My setting of this psalm text began as a class assignment when I was an undergraduate student. We were tasked to write a Medieval chant-like melody, and this is more or less what I came up with on a short, two-staff assignment handout.
Years later, I encountered the handout in a file of old papers, sang through the melody, and thought it might be promising as a longer piece. I adapted a few notes here and there so that it would work in a two-voice canon, which I use heavily as the piece develops.
It's rather a simple piece to perform, as it turns out. Once the parts that sing the melody are secure with their notes, the rest of the piece is getting the rhythm and energy of the "alleluias" under control. I imagine most choirs will find this piece easier to put together than expected. Smaller choirs can manage the piece, even if there is only one person per part. When I've performed it with such an ensemble, I had the organist improvise a quasi-droned accompaniment from m. 18 onward.
I've heard that some choirs have made adaptations to the parts, such as asking a few tenors to sing the alto 2 part when it splits, or alternatively having a few altos sing the tenor part, if an ensemble is short on tenors. If there are not enough basses, omitting some of the doubled notes in the bass towards the end might work as well. However, the open fifths of the altos are a very important sonority throughout, and none of their notes should be eliminated.
Text (Psalms 34:1-3)
Benedicam Dominum in omni tempore; semper laus ejus ore meo.
Audiant mansueti, et laetentur.
Magnificate Dominum mecum, et exaltemus nomen ejus in idipsum.
I will bless the Lord at all times: His praise shall continually be in my mouth.

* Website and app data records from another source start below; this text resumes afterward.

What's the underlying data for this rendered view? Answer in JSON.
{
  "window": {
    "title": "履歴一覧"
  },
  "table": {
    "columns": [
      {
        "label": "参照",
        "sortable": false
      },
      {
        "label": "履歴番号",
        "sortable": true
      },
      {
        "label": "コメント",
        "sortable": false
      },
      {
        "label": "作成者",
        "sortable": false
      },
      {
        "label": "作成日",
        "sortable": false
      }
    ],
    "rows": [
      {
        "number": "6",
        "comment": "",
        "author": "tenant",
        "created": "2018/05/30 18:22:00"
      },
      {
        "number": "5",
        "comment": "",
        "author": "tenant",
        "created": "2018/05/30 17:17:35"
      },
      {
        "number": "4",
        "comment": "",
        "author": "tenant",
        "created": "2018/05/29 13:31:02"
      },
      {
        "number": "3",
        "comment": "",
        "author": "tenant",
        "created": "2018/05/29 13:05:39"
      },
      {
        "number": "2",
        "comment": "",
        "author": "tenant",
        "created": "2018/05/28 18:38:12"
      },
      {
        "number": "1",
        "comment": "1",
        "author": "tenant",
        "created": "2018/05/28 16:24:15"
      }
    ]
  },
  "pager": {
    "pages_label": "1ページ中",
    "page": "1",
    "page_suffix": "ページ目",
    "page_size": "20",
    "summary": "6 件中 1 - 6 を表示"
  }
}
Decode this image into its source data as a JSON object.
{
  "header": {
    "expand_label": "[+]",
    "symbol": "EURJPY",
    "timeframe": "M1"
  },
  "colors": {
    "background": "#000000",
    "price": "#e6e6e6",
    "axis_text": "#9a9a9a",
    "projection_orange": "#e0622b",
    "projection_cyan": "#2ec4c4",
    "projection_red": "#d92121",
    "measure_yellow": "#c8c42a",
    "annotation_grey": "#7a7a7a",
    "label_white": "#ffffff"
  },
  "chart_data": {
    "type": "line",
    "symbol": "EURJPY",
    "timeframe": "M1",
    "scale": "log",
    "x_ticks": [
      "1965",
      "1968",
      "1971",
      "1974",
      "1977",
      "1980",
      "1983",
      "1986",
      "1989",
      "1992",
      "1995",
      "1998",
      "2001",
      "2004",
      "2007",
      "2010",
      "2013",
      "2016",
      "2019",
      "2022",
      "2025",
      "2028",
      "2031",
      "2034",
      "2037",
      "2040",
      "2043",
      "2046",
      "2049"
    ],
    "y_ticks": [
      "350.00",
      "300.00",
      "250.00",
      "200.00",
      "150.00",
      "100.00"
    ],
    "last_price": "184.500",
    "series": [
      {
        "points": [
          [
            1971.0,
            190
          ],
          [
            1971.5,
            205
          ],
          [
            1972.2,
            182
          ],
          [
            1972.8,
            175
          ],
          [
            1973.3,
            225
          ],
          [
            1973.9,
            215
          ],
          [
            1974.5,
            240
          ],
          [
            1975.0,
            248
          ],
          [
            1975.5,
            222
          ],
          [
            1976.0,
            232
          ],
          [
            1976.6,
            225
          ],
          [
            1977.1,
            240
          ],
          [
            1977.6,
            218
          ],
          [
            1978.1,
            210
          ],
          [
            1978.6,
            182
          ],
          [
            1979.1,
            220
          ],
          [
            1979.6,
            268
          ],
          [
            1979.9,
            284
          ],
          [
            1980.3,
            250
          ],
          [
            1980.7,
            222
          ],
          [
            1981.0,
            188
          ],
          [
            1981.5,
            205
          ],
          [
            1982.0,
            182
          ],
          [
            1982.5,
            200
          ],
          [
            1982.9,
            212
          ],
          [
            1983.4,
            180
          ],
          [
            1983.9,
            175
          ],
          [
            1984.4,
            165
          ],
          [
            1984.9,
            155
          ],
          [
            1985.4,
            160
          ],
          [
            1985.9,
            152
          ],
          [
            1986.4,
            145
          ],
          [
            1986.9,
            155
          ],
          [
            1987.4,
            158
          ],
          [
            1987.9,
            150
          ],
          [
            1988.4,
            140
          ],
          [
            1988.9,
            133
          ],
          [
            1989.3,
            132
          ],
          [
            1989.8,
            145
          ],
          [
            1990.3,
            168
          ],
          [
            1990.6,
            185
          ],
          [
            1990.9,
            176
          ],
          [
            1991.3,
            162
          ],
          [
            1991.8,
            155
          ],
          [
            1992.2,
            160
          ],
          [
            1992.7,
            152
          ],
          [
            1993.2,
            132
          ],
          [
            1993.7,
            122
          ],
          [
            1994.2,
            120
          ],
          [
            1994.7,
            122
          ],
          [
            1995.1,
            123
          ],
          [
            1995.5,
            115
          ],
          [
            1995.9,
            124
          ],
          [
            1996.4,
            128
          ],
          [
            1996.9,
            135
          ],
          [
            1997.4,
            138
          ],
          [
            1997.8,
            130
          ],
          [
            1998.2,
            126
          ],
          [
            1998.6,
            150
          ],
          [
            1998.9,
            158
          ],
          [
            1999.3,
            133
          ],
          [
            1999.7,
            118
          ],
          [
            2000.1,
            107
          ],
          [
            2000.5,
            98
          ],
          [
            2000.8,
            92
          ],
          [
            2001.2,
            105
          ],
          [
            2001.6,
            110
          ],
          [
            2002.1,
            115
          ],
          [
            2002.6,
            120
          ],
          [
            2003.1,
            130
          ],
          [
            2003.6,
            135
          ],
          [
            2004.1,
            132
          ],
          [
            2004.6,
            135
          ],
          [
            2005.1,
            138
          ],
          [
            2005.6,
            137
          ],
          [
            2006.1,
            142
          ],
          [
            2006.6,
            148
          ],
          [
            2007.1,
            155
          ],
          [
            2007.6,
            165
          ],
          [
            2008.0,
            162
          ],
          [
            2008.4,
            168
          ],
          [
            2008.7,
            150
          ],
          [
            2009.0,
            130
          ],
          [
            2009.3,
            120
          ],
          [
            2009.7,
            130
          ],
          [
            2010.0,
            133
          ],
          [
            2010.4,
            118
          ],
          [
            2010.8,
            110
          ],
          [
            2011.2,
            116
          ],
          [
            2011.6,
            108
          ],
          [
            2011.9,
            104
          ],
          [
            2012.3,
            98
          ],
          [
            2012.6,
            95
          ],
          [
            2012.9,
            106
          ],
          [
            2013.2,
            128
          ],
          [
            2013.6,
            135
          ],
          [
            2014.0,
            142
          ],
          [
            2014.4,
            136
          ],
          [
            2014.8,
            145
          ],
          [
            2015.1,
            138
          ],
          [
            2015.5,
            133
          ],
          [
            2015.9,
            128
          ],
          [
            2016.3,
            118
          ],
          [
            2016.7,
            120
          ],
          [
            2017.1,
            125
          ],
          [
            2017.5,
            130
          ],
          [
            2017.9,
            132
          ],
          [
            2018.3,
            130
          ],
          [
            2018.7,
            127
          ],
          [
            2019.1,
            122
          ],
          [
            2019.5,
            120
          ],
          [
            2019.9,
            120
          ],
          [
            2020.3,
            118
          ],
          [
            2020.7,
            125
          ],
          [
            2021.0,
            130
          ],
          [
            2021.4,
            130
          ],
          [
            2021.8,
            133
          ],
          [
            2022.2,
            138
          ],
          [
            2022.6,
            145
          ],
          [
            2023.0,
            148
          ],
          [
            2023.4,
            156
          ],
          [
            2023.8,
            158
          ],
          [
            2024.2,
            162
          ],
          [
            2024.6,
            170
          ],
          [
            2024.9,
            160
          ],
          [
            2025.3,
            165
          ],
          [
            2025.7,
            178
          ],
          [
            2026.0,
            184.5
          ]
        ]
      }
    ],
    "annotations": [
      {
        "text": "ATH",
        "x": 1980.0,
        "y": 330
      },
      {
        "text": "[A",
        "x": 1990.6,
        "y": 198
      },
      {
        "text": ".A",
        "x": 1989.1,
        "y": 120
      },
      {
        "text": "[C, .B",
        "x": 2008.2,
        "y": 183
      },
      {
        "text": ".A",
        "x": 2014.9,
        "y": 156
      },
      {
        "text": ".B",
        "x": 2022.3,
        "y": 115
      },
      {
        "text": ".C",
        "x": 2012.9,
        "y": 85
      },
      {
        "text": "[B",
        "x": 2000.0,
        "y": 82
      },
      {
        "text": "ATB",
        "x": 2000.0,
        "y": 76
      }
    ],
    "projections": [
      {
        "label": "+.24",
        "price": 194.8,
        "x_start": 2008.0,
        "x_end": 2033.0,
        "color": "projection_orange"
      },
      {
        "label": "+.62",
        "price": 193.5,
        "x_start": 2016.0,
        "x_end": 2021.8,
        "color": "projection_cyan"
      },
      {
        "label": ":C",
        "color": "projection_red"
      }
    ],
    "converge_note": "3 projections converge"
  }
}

The humble shall hear thereof, and be glad.
Magnify the Lord with me, and let us exalt his name together.